What is one strong opinion you have?
People should stop thinking so much about their own happiness.
Who are 2-3 artists you admire or respect that you think deserve (even) more recognition?
There are two types of artists that I admire.
On the one hand, artists with whom I feel a certain closeness, in terms of how they approach their projects (structurally, as I mentioned above). I can mention three of these. Firstly, I deeply admire Lars Wander for his ingenuity and impressive technical abilities, his work with colour and plotting has deeply inspired me and continues to do so. Then there’s Jacek Markusiewicz: his work as a Generative Architect leaves me agape, so well-thought and conceptually interesting. Finally, Marcelo Soria, who has also explored childhood as a source of inspiration, and whose work is so evocative and metaphysical.
On the other hand, there are artists whose approach is completely different from mine, but cannot cease to amaze me. Sarah Ridgley, Qubibi, Erik Swahn, Anna Maria Caballero... Interestingly, these are the artists from whom I’ve collected the most.
What does success look like to you?
Something small. Sleeping well and waking up with something interesting to do.
What activity do you fall into when you are trying to enhance your creativity?
This is either A) Reading crappy web novels or B) Going for a run.
But mostly, when I’m on a creative block, I just stop and let the time go by. From my work as an architect, I’ve learned that sometimes you cannot push creative processes or find shortcuts. Just do something else meanwhile.
What is one thing you think artists should focus more on, and why?
Meaning. I think artists should strive for meaningful works, not only beautiful, but artworks that say something about themselves and about their lifeworlds, and that try to build a cohesive discourse over their careers.
This is the very reason why past artists are still remembered today.
Which of your past experiences/learnings have set you up for success in the present?
Who says I am set up for success?

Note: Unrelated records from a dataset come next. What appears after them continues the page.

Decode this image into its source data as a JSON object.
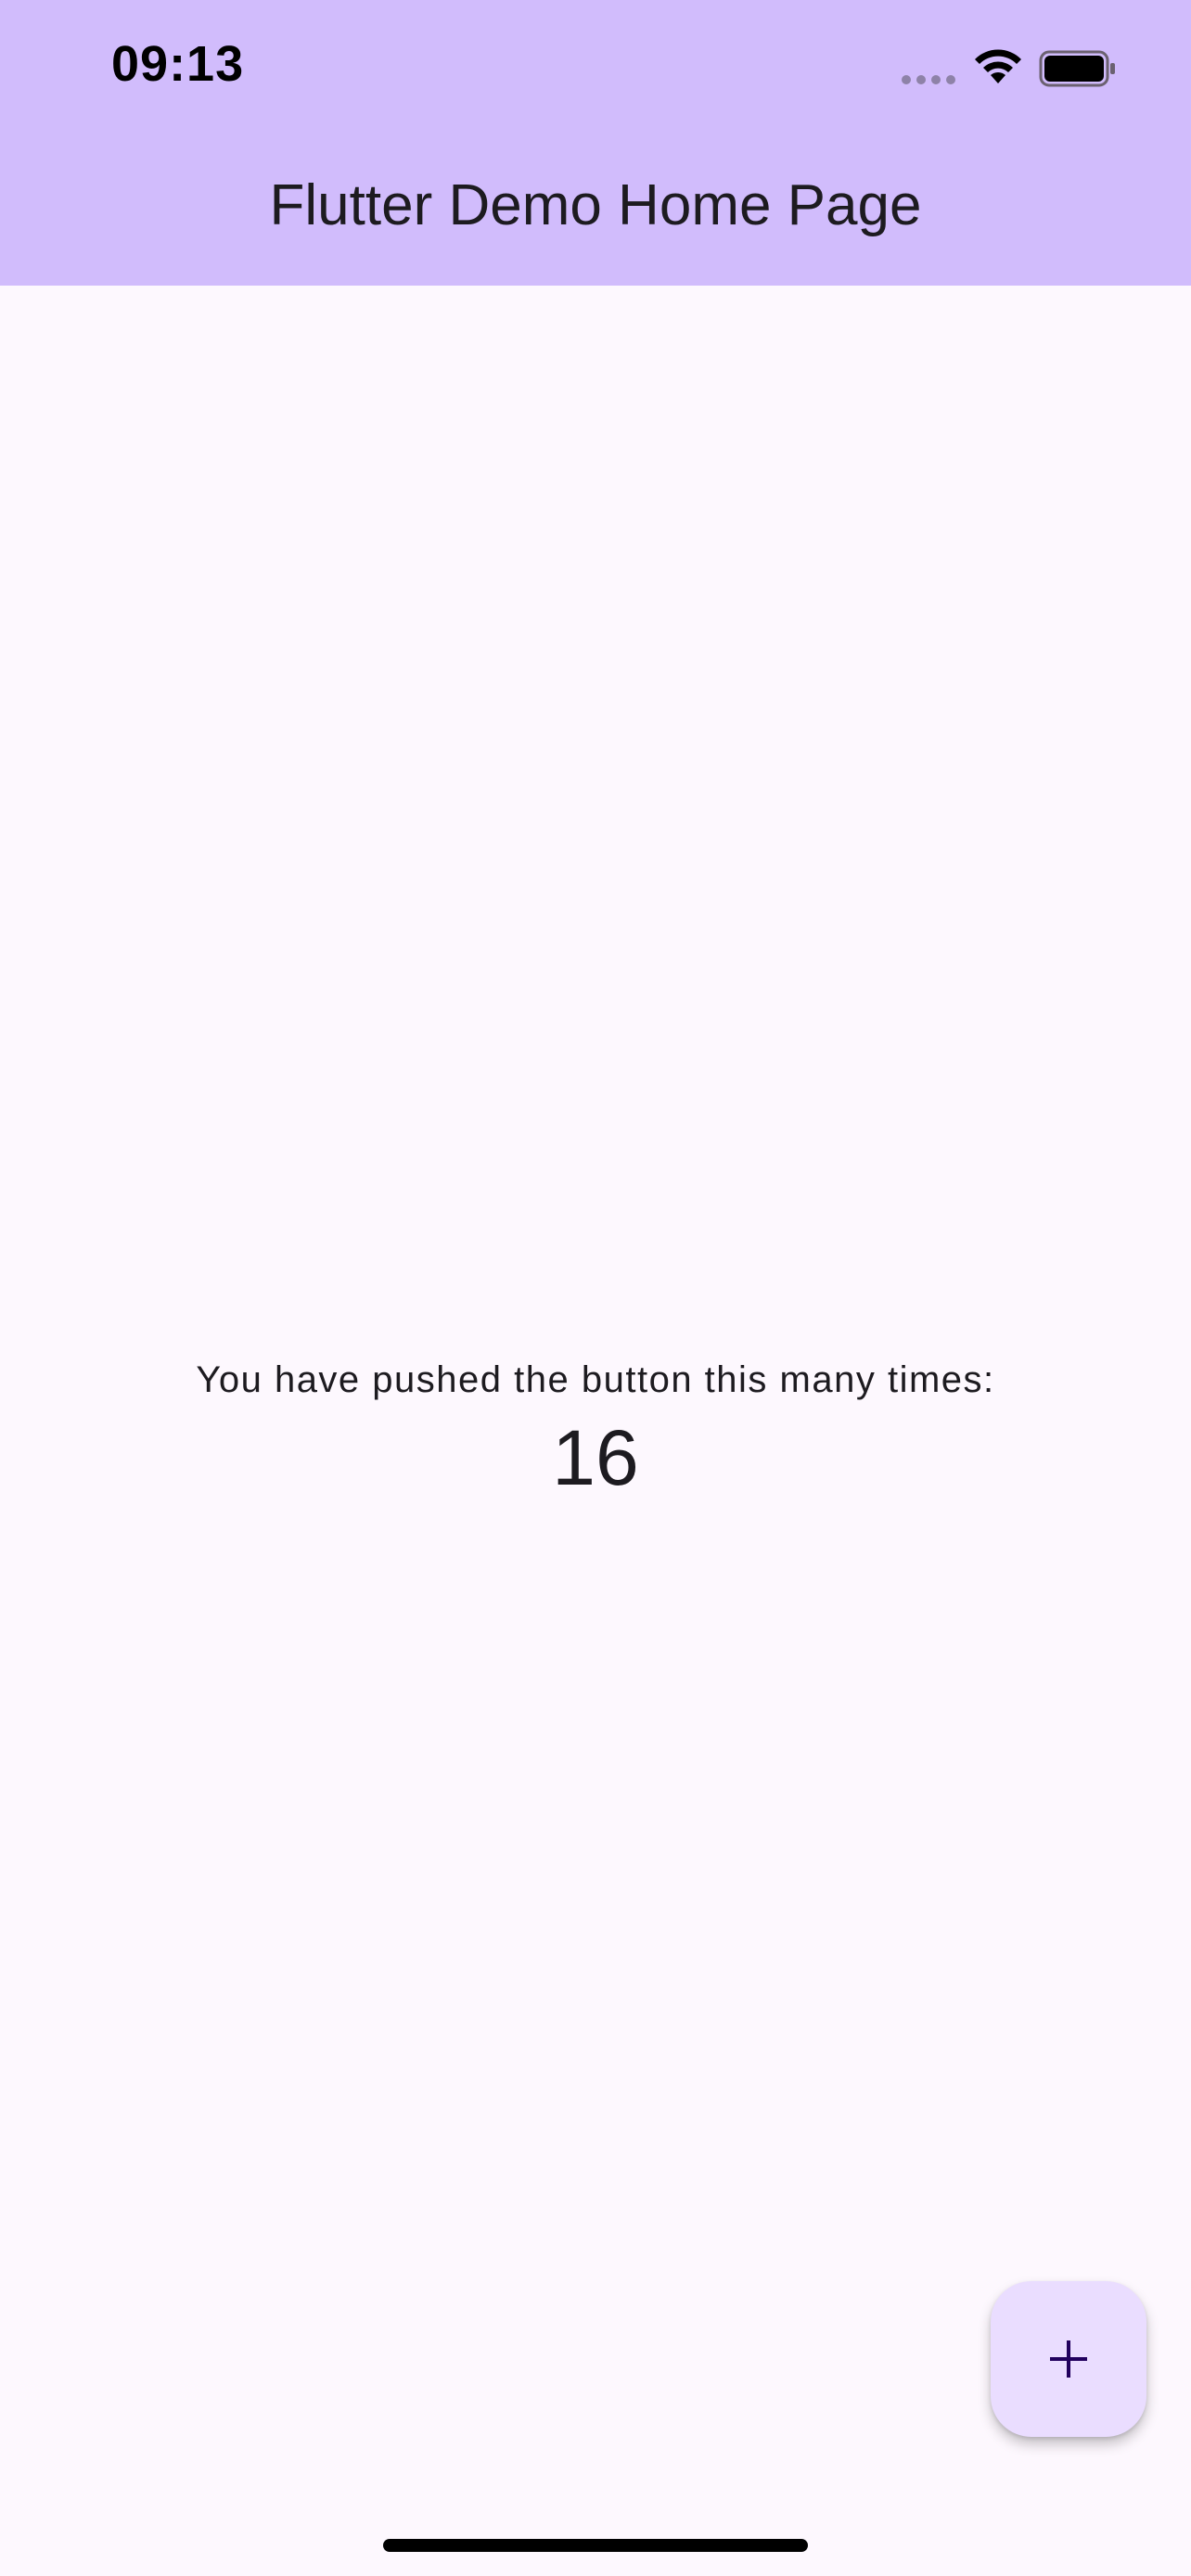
{
  "status_bar": {
    "time": "09:13",
    "icons": [
      "cellular-signal-icon",
      "wifi-icon",
      "battery-icon"
    ]
  },
  "app_bar": {
    "title": "Flutter Demo Home Page",
    "background": "#D1BCFC"
  },
  "body": {
    "label": "You have pushed the button this many times:",
    "counter": "16",
    "background": "#FDF8FE"
  },
  "fab": {
    "icon": "add-icon",
    "background": "#EADDFF",
    "icon_color": "#21005D"
  }
}
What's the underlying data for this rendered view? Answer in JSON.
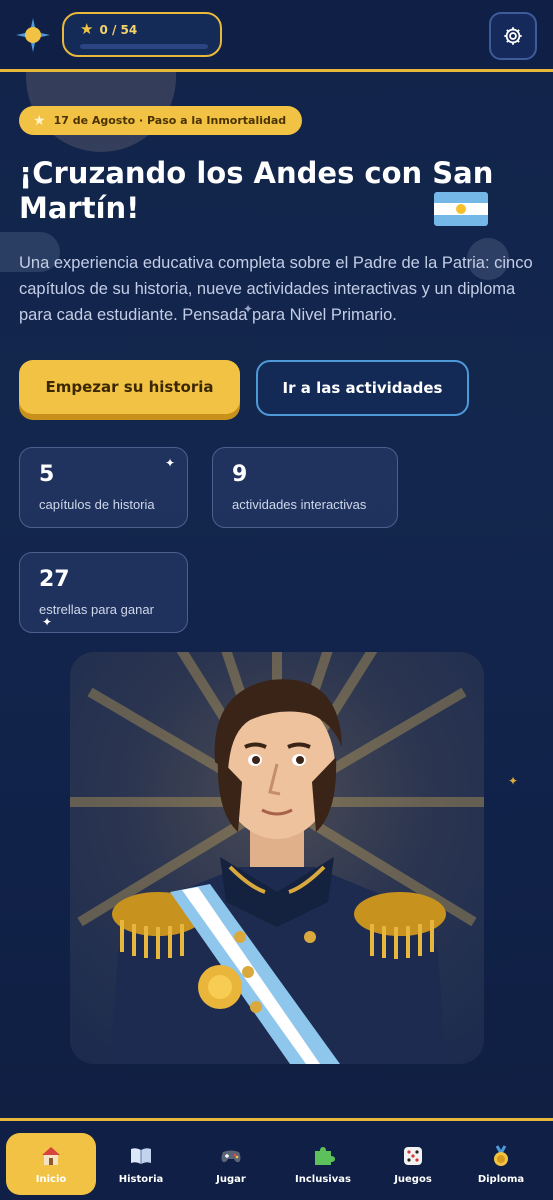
{
  "header": {
    "stars_progress_text": "0 / 54",
    "stars_progress_fraction": 0.0
  },
  "hero": {
    "badge": "17 de Agosto · Paso a la Inmortalidad",
    "title": "¡Cruzando los Andes con San Martín!",
    "subtitle": "Una experiencia educativa completa sobre el Padre de la Patria: cinco capítulos de su historia, nueve actividades interactivas y un diploma para cada estudiante. Pensada para Nivel Primario.",
    "start_button": "Empezar su historia",
    "activities_button": "Ir a las actividades"
  },
  "stats": [
    {
      "value": "5",
      "label": "capítulos de historia"
    },
    {
      "value": "9",
      "label": "actividades interactivas"
    },
    {
      "value": "27",
      "label": "estrellas para ganar"
    }
  ],
  "nav": {
    "items": [
      {
        "label": "Inicio",
        "icon": "house-icon",
        "active": true
      },
      {
        "label": "Historia",
        "icon": "book-icon",
        "active": false
      },
      {
        "label": "Jugar",
        "icon": "gamepad-icon",
        "active": false
      },
      {
        "label": "Inclusivas",
        "icon": "puzzle-icon",
        "active": false
      },
      {
        "label": "Juegos",
        "icon": "dice-icon",
        "active": false
      },
      {
        "label": "Diploma",
        "icon": "medal-icon",
        "active": false
      }
    ]
  },
  "colors": {
    "accent": "#f1c244",
    "background": "#12244a",
    "outline_blue": "#4e9ad8"
  }
}
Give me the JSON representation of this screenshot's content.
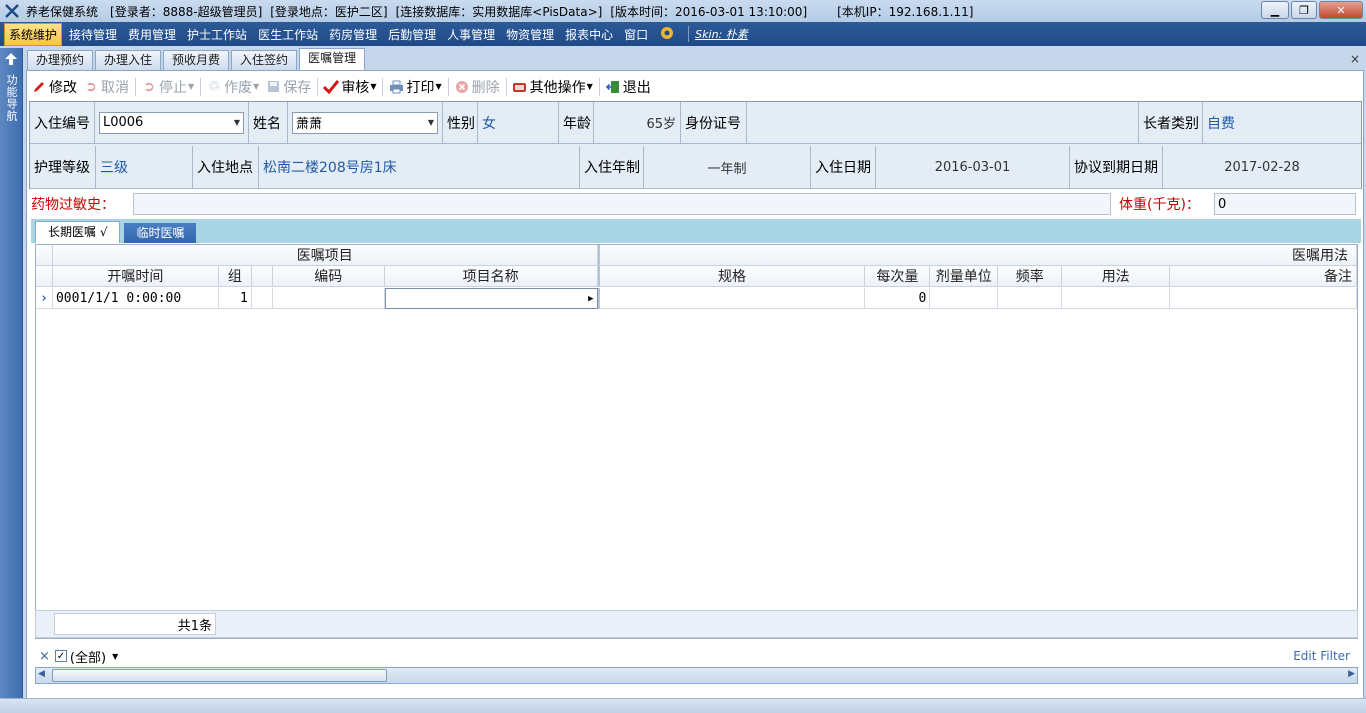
{
  "titlebar": {
    "app_name": "养老保健系统",
    "login_user": "[登录者：8888-超级管理员]",
    "login_location": "[登录地点：医护二区]",
    "database": "[连接数据库：实用数据库<PisData>]",
    "version_time": "[版本时间：2016-03-01 13:10:00]",
    "local_ip": "[本机IP：192.168.1.11]"
  },
  "menubar": {
    "items": [
      "系统维护",
      "接待管理",
      "费用管理",
      "护士工作站",
      "医生工作站",
      "药房管理",
      "后勤管理",
      "人事管理",
      "物资管理",
      "报表中心",
      "窗口"
    ],
    "active_index": 0,
    "skin_label": "Skin: 朴素"
  },
  "sidebar": {
    "label": "功能导航"
  },
  "doc_tabs": {
    "items": [
      "办理预约",
      "办理入住",
      "预收月费",
      "入住签约",
      "医嘱管理"
    ],
    "active_index": 4,
    "close_glyph": "×"
  },
  "toolbar": {
    "modify": "修改",
    "cancel": "取消",
    "stop": "停止",
    "void": "作废",
    "save": "保存",
    "audit": "审核",
    "print": "打印",
    "delete": "删除",
    "other": "其他操作",
    "exit": "退出"
  },
  "resident": {
    "id_label": "入住编号",
    "id_value": "L0006",
    "name_label": "姓名",
    "name_value": "萧萧",
    "gender_label": "性别",
    "gender_value": "女",
    "age_label": "年龄",
    "age_value": "65岁",
    "idcard_label": "身份证号",
    "idcard_value": "",
    "type_label": "长者类别",
    "type_value": "自费",
    "care_label": "护理等级",
    "care_value": "三级",
    "location_label": "入住地点",
    "location_value": "松南二楼208号房1床",
    "term_label": "入住年制",
    "term_value": "一年制",
    "date_label": "入住日期",
    "date_value": "2016-03-01",
    "expire_label": "协议到期日期",
    "expire_value": "2017-02-28"
  },
  "allergy": {
    "label": "药物过敏史：",
    "value": "",
    "weight_label": "体重(千克)：",
    "weight_value": "0"
  },
  "order_tabs": {
    "long_term": "长期医嘱  √",
    "temporary": "临时医嘱"
  },
  "grid": {
    "band_items": "医嘱项目",
    "band_usage": "医嘱用法",
    "columns": [
      "开嘱时间",
      "组",
      "",
      "编码",
      "项目名称",
      "规格",
      "每次量",
      "剂量单位",
      "频率",
      "用法",
      "备注"
    ],
    "rows": [
      {
        "time": "0001/1/1 0:00:00",
        "group": "1",
        "flag": "",
        "code": "",
        "name": "",
        "spec": "",
        "dose": "0",
        "unit": "",
        "freq": "",
        "usage": "",
        "remark": ""
      }
    ],
    "row_indicator": "›"
  },
  "footer": {
    "count": "共1条",
    "filter_close": "×",
    "filter_text": "(全部)",
    "edit_filter": "Edit Filter"
  },
  "colors": {
    "menubar": "#1f4a86",
    "accent_red": "#cc0000",
    "value_blue": "#1f5aa8"
  }
}
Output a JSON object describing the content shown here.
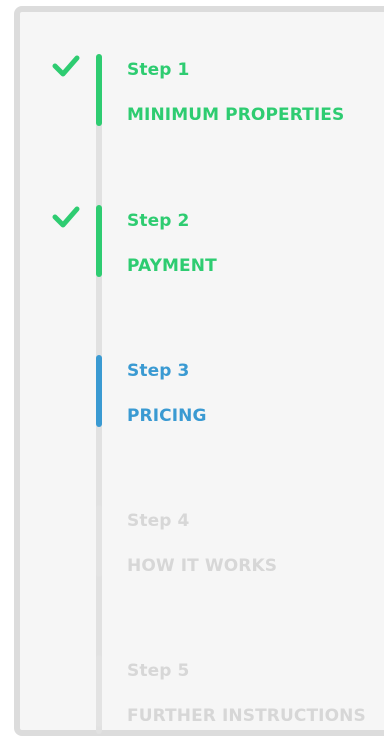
{
  "steps": [
    {
      "number": "Step 1",
      "title": "MINIMUM PROPERTIES",
      "status": "completed",
      "icon": "check-icon"
    },
    {
      "number": "Step 2",
      "title": "PAYMENT",
      "status": "completed",
      "icon": "check-icon"
    },
    {
      "number": "Step 3",
      "title": "PRICING",
      "status": "active",
      "icon": ""
    },
    {
      "number": "Step 4",
      "title": "HOW IT WORKS",
      "status": "pending",
      "icon": ""
    },
    {
      "number": "Step 5",
      "title": "FURTHER INSTRUCTIONS",
      "status": "pending",
      "icon": ""
    }
  ],
  "colors": {
    "completed": "#2ecc71",
    "active": "#3a9ad2",
    "pending": "#d7d7d7",
    "panel_background": "#f6f6f6",
    "panel_border": "#dcdcdc"
  }
}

What skill should anyone harvest early in their career that will pay off massively for years?
Patience and meaningful communication.
I would advise every artist to nurture their relationships. Sometimes, the best way of improving your work is to collaborate with artists that are better than you, more creative, smarter, and/or technically better. Acknowledgment by your peers is possibly the most satisfying thing an artist can get, so communicate with them, learn from them, and share what you’ve discovered.
What’s the hardest part of being an artist?
Managing expectations and managing your time.
Why do you create art?
I don’t know. Do I have to know? I don’t know why I do most of the things I do.
It’s just something that is both challenging, refreshing, and comforting. I’ve always been a creative person, expressed through various fields and mediums.
What’s a book or an article that has greatly influenced your life?
Leer con niños by Santiago Alba Rico, or Les Heures Claires by Josep Quetglas, both in Spanish. The Child, the City and the Artist by Aldo van Eyck. These are of course related to my work as a scholar. If one has to go deeper into my childhood, it’s probably something more mainstream like The Lord of the Rings or The Name of the Wind. Or One Hundred Years of Solitude by Gabriel García Márquez.
But I think Leer con niños is my pick —sorry for the non-Spanish readers— a book that tries to answer two things: What are children useful for? Why are books useful? It is a beautiful exploration of imagination and why it is so important to understand and behave in our world.
What are you willing to struggle for?
Architecture? This would be the professional response.
But really, for the happiness of my loved ones.
If you could ask yourself one question every day to set yourself up for success, which one would it be?
“Who says what success is?”
What habit or practice has changed your life the most?
I’m not a person of habits!
What would you say to your 25-year-old self?
Being right is not so important.
Learn more from XYZ
Something to read: Alejandro’s articles about generative art